Adapt and Collaborate: Be flexible and adaptable. Care plans may need adjustments over time. Collaborate with the individual, healthcare professionals, and family members to update and refine the care plan as needed while honoring the choices and preferences of the individual receiving care.
Continuing Education: Stay informed about best practices in caregiving and seek additional training or education if required for specialized care.
Following a care plan diligently ensures that the individual receives consistent and appropriate care tailored to their unique needs. It also helps maintain their comfort, health, and overall well-being while promoting a positive caregiver-client relationship.

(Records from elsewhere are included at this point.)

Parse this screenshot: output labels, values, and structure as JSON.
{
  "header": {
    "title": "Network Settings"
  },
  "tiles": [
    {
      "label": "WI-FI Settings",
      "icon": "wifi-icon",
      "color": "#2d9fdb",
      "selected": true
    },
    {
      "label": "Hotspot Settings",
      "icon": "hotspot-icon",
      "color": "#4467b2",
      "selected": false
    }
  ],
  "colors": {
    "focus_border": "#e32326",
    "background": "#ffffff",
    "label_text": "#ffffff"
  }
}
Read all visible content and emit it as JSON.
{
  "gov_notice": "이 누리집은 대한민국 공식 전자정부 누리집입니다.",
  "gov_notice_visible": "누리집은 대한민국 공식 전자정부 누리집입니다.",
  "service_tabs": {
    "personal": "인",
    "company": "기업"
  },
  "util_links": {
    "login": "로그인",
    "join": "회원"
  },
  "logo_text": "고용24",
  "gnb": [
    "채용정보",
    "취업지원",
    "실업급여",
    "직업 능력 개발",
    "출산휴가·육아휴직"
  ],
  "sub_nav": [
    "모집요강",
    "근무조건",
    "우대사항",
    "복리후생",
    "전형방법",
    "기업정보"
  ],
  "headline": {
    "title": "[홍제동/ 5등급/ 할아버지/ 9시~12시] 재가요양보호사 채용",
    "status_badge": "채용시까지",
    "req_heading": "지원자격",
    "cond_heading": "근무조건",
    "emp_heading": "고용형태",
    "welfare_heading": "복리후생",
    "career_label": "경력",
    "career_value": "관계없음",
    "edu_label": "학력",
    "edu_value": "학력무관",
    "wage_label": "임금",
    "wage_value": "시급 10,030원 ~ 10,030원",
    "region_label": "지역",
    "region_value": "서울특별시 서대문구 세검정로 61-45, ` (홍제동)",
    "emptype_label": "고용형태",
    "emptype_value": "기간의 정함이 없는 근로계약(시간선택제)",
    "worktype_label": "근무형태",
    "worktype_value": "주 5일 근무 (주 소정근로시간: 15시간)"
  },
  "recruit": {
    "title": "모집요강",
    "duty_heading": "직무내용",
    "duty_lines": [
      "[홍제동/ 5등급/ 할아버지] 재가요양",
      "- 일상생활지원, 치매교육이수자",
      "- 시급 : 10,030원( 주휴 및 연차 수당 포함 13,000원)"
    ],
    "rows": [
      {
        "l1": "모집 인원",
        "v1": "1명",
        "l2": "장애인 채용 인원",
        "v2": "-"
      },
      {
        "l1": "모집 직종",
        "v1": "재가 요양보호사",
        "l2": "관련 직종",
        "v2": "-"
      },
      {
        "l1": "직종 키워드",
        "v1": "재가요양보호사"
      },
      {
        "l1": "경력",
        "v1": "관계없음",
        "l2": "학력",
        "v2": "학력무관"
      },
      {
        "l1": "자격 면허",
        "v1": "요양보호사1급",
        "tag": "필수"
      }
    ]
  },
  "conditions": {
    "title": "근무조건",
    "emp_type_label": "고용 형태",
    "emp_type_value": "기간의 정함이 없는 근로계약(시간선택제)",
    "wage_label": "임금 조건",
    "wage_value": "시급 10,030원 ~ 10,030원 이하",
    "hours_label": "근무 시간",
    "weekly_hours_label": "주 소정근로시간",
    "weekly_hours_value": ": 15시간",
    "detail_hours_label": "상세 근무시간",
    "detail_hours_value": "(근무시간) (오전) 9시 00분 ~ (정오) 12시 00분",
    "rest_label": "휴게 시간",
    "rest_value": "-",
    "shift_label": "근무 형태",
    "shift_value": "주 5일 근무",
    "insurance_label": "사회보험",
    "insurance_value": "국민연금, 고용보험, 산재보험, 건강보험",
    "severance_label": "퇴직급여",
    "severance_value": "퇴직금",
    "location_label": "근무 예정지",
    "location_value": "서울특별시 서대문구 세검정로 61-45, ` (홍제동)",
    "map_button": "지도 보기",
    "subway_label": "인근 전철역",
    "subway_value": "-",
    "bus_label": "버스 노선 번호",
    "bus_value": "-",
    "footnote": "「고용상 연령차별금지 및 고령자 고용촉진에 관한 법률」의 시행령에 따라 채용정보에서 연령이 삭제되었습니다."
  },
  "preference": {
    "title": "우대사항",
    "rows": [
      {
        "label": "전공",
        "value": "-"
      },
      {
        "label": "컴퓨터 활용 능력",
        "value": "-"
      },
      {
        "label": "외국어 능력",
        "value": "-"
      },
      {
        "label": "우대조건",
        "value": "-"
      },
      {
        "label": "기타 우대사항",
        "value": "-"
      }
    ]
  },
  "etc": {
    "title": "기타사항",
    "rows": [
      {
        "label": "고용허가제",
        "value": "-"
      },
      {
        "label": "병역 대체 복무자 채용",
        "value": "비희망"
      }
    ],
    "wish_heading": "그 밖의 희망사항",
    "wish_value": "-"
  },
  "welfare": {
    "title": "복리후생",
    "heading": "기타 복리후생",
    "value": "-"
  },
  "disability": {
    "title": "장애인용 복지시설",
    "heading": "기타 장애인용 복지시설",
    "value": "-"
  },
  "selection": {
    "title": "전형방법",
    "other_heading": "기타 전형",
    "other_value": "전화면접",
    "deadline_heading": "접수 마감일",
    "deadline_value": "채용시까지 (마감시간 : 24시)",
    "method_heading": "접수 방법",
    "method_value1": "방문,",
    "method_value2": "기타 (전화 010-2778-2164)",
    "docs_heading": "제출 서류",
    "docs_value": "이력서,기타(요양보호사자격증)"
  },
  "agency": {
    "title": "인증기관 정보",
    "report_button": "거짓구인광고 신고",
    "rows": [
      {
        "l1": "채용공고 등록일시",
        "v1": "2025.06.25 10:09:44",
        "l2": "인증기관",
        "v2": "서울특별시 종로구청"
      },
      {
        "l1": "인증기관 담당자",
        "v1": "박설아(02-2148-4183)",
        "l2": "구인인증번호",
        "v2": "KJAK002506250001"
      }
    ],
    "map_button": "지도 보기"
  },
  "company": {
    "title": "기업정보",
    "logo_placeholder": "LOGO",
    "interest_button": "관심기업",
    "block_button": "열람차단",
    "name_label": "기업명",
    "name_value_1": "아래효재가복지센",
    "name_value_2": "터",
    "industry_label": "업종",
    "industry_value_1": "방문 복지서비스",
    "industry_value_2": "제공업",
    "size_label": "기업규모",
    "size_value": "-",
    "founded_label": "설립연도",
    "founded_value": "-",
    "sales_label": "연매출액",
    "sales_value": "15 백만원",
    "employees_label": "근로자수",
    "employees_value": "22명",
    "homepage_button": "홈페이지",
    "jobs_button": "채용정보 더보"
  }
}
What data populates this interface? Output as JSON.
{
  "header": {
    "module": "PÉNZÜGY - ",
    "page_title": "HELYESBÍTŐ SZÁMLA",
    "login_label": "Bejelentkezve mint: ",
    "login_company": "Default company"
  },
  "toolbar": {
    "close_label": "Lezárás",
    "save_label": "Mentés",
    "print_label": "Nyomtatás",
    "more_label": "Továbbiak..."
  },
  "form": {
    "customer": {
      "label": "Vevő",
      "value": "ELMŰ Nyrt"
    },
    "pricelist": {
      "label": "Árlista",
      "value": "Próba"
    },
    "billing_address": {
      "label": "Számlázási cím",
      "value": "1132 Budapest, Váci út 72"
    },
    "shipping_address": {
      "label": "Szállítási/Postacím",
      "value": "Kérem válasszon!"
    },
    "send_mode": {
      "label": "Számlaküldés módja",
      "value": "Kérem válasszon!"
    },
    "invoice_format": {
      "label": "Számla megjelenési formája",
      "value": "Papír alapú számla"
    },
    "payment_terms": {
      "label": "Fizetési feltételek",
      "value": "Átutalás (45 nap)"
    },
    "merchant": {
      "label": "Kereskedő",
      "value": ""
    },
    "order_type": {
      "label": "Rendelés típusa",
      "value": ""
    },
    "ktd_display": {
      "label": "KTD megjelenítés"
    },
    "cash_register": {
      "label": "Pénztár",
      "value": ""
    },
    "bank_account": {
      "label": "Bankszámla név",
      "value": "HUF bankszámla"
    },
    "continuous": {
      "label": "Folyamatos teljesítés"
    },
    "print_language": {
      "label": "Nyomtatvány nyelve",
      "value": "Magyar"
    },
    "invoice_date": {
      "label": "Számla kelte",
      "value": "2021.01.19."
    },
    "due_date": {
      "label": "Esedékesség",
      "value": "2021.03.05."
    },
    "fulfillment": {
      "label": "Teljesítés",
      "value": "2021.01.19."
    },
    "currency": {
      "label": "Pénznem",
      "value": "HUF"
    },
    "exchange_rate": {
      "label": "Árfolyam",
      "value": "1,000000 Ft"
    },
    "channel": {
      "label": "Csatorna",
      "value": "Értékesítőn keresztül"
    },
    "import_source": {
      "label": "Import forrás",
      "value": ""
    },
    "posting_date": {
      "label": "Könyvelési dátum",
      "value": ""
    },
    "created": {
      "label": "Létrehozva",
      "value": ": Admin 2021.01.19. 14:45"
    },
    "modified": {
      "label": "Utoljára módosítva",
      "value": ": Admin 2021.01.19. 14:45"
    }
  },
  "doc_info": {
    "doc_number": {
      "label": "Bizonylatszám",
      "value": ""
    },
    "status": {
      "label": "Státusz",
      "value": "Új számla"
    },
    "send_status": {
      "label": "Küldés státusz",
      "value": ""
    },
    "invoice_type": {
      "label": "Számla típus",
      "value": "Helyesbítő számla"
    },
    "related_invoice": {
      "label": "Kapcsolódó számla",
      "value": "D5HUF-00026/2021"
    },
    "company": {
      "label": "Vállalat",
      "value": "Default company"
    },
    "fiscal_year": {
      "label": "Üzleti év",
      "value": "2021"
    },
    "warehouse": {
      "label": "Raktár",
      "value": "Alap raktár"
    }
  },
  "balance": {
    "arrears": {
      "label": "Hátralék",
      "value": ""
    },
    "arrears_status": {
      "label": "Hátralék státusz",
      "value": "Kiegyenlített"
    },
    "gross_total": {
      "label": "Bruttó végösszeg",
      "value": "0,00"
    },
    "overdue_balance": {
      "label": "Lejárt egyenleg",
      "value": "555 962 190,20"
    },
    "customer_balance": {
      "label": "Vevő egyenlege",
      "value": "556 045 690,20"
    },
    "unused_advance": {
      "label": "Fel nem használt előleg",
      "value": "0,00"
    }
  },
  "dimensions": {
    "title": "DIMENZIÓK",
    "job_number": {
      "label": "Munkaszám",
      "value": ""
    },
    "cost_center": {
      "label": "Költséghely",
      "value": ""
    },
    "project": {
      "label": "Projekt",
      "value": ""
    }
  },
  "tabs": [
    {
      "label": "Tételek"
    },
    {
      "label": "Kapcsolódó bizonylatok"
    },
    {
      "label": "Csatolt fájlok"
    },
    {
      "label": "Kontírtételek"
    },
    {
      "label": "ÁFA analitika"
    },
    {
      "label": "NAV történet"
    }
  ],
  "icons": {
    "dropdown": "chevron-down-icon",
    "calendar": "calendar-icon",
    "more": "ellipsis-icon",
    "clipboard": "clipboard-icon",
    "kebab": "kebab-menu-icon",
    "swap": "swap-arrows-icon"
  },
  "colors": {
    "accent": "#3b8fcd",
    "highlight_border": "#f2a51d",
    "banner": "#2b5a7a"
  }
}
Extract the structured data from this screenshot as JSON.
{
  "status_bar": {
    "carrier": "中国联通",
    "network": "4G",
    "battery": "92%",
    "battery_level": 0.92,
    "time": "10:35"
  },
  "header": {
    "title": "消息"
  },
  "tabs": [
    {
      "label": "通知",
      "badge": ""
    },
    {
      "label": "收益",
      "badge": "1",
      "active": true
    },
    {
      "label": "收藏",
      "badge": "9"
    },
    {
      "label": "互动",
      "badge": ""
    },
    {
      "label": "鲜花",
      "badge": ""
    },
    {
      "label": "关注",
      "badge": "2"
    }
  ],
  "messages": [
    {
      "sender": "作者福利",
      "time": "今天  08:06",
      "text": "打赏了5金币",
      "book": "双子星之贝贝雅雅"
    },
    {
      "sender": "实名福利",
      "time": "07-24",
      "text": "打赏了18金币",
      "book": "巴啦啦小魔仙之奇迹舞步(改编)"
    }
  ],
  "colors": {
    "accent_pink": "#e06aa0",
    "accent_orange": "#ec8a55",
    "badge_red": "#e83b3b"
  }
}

The qualifications and characteristics of a caregiver vary depending on the type of caregiver, the level of care required, and the preferences of the individual receiving care. Some of the types include family caregivers, Home Health Aides (HHAs), paid caregivers, volunteer/informal caregivers, and other licensed professional caregivers, such as nurses.
Caregivers come from diverse backgrounds and can include both professional caregivers and family members or friends who provide care to individuals in need. The information in this section will cover general qualifications for HHAs, family caregivers, and paid caregivers.
- Education and Training
- A high school diploma or equivalent is typically required for basic caregiver roles.
- A Home Health Aide (HHA) or certified position requires formal training programs to gain specialized skills.
- Previous experience in caregiving, healthcare, or a related field is valuable and may be preferred by employers but it is not required.
- Background Checks
- Most caregiving positions, especially those involving vulnerable populations, require background checks to ensure the safety and well-being of the individuals receiving care.
- Physical Health
- Being in good physical health is important. Caregiving often involves lifting, assisting with mobility, and providing personal care.
- Driver’s License
- If a caregiving role requires assisting with running errands or traveling to appointments, a valid driver’s license and reliable vehicle are required.
- CPR and First Aid Certification
- CPR and first aid certification can be beneficial and are often required for caregiving positions, especially when providing senior care or childcare.
- While pay varies based on weekly tasks, hours worked, and the city services provided, hourly rates range from $16.20 – $21.09.
- These rates are a general range and do not indicate the highest paying rates.
- Overtime hours and overtime pay are available. A nurse will assess how much care a consumer requires and determine your schedule.
- Overtime pay rates can range between $24 – $31.63 an hour. A full pay rate breakdown can be found here.